Maqdisi: an 11th Century Palestinian Consciousness
Zakariyeh Mohammed is a poet and writer. Jerusalem Quarterly, n°22 & 23, 2005 It is safe to say that there has never been a thorough textual examination of the writings of ancient Arab writers, Palestinian or otherwise, regarding Palestinian identity. All of the texts known to discuss Palestinian identity date no earlier than the nineteenth century. Very rarely do these texts date as early as the eighteenth century and as such, the underlying assumption is that there is no point in seeking out older texts – the Palestinian identity is assumed to be contemporary, and no related earlier texts exist. I believe this to be an erroneous assumption, however. Palestine, as a region, developed long before Islam and Christianity. Indeed, proof exists that its borders date as early as the fifth century BCE. Herodotus outlined this region nearly to its present-day borders, and called it “Palestine”. He says, in the context of the Persian invasion of Greece:

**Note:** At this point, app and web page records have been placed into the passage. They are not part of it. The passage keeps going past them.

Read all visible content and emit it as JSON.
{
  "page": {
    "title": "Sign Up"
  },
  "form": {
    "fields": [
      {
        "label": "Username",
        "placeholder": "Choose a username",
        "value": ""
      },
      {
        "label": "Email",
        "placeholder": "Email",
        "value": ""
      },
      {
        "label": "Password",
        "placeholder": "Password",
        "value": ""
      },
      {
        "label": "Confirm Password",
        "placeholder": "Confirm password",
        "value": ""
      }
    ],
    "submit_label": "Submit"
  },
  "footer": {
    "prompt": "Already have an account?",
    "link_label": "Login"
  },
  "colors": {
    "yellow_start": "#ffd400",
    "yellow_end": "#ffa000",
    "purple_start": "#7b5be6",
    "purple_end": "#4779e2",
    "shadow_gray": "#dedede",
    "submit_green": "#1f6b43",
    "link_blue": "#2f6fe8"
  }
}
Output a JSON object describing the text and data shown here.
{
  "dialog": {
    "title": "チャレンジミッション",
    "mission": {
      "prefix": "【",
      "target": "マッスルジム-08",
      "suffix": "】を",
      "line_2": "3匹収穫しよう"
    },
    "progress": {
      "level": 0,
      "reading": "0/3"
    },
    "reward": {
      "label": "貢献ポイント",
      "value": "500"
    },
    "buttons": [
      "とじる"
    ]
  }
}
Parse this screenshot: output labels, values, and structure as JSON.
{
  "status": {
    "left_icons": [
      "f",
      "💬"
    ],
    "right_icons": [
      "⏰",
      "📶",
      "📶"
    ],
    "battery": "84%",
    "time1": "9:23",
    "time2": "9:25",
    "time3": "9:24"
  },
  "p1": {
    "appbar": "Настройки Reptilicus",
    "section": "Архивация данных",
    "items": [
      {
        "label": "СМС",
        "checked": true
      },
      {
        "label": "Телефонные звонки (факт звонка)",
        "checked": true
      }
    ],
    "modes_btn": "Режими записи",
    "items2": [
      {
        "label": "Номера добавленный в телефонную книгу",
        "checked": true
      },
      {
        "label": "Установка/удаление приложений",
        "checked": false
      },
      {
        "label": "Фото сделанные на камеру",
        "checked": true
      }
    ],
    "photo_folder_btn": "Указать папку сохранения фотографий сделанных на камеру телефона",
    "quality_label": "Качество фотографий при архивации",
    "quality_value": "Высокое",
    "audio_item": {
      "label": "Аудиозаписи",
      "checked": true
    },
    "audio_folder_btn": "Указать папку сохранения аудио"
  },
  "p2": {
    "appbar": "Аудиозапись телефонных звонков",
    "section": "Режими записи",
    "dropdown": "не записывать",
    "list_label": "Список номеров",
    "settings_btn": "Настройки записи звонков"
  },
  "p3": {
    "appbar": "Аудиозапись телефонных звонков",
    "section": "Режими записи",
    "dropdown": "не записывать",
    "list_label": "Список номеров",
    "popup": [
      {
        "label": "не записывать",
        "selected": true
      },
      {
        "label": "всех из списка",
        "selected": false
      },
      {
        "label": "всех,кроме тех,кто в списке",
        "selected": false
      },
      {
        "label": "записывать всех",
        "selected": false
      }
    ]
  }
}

The Phoenicians and the Syrians of Palestine have prepared 300 ships […] This nation, according to its own self-description, has long lived on the Red Sea, where they still reside. This section of Syria and all of the areas extending from here until the border of Egypt is known by the name of Palestine. In another paragraph he says, “In the country extending from the land of the Phoenicians to the borders of Gaza City live the Syrians, who are called Palestinians.” So, the area extending from the border of Phoenicia to the border of Egypt was one region called ‘Palestine’. Herodotus calls its people the ‘Syrians of Palestine’ to distinguish them from the other inhabitants of Syria, as is made clear later in the passage.